|Matter of Parete v Maloney|
|2005 NY Slip Op 05948 [20 AD3d 712]|
|July 14, 2005|
|Appellate Division, Third Department|
|Published by New York State Law Reporting Bureau pursuant to Judiciary Law § 431.|
|In the Matter of John Parete, Respondent, v James Maloney, Appellant.|
Mugglin, J. Appeal from a judgment of the Supreme Court (Bradley, J.), entered July 15, 2004 in Ulster County, which granted petitioner's application, in a combined proceeding pursuant to CPLR article 78 and action for declaratory judgment, to direct respondent to resign from either his position as Ulster County Legislator or his position as Town Assessor for the Town of Ulster.
In this combined proceeding pursuant to CPLR article 78 and action for declaratory judgment, petitioner seeks a judgment requiring respondent to immediately resign from either his elected position of Ulster County Legislator or his appointed position of Town Assessor for the Town of Ulster, claiming that the two positions are incompatible and cannot be simultaneously held by one individual. Further, petitioner seeks a judgment requiring respondent to return—to either the Town or the County—all compensation received by him from the time he began holding both positions until his resignation from one of them and, if he fails to immediately resign from one of the positions, that his current position as Town Assessor be declared vacant. After holding that petitioner had standing to bring this proceeding and that the Town and County are not necessary parties thereto, Supreme Court ruled that the appointed office of Town Assessor and the elected office of County Legislator are incompatible and may not simultaneously be held by respondent. As a result, the court granted petitioner's application and ordered respondent to resign from one of the positions. Respondent appeals.
Petitioner concedes that he did not plead or prove standing pursuant to statute (see [*2]General Municipal Law § 51; Matter of Dykeman v Symonds, 54 AD2d 159, 162 ). Nevertheless, he argues that, as Supreme Court found, he has common-law standing to maintain this proceeding.

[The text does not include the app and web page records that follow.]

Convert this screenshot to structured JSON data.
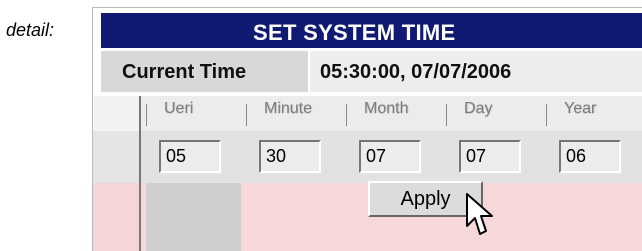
{
  "caption": "detail:",
  "panel": {
    "title": "SET SYSTEM TIME",
    "current_time_label": "Current Time",
    "current_time_value": "05:30:00, 07/07/2006"
  },
  "fields": [
    {
      "label": "Ueri",
      "value": "05"
    },
    {
      "label": "Minute",
      "value": "30"
    },
    {
      "label": "Month",
      "value": "07"
    },
    {
      "label": "Day",
      "value": "07"
    },
    {
      "label": "Year",
      "value": "06"
    }
  ],
  "actions": {
    "apply_label": "Apply"
  },
  "icons": {
    "cursor": "mouse-pointer-icon"
  },
  "colors": {
    "title_bar": "#101a73",
    "label_cell": "#d8d8d8",
    "value_cell": "#ededed",
    "action_band": "#f7d8da"
  }
}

However, petitioner does not qualify for "Common-Law Taxpayer Standing" (Matter of Colella v Board of Assessors of County of Nassau, 95 NY2d 401, 410 ) as no impenetrable barrier to judicial scrutiny exists (see O'Malley v Macejka, 44 NY2d 530 ). Moreover, were we to reach the merits, we would find that petitioner has not compellingly distinguished O'Malley v Macejka (supra), which holds that these two positions are not incompatible. As such, the judgment must be reversed.
Mercure, J.P., Crew III and Carpinello, JJ., concur. Ordered that the judgment is reversed, on the law, without costs, and petition dismissed.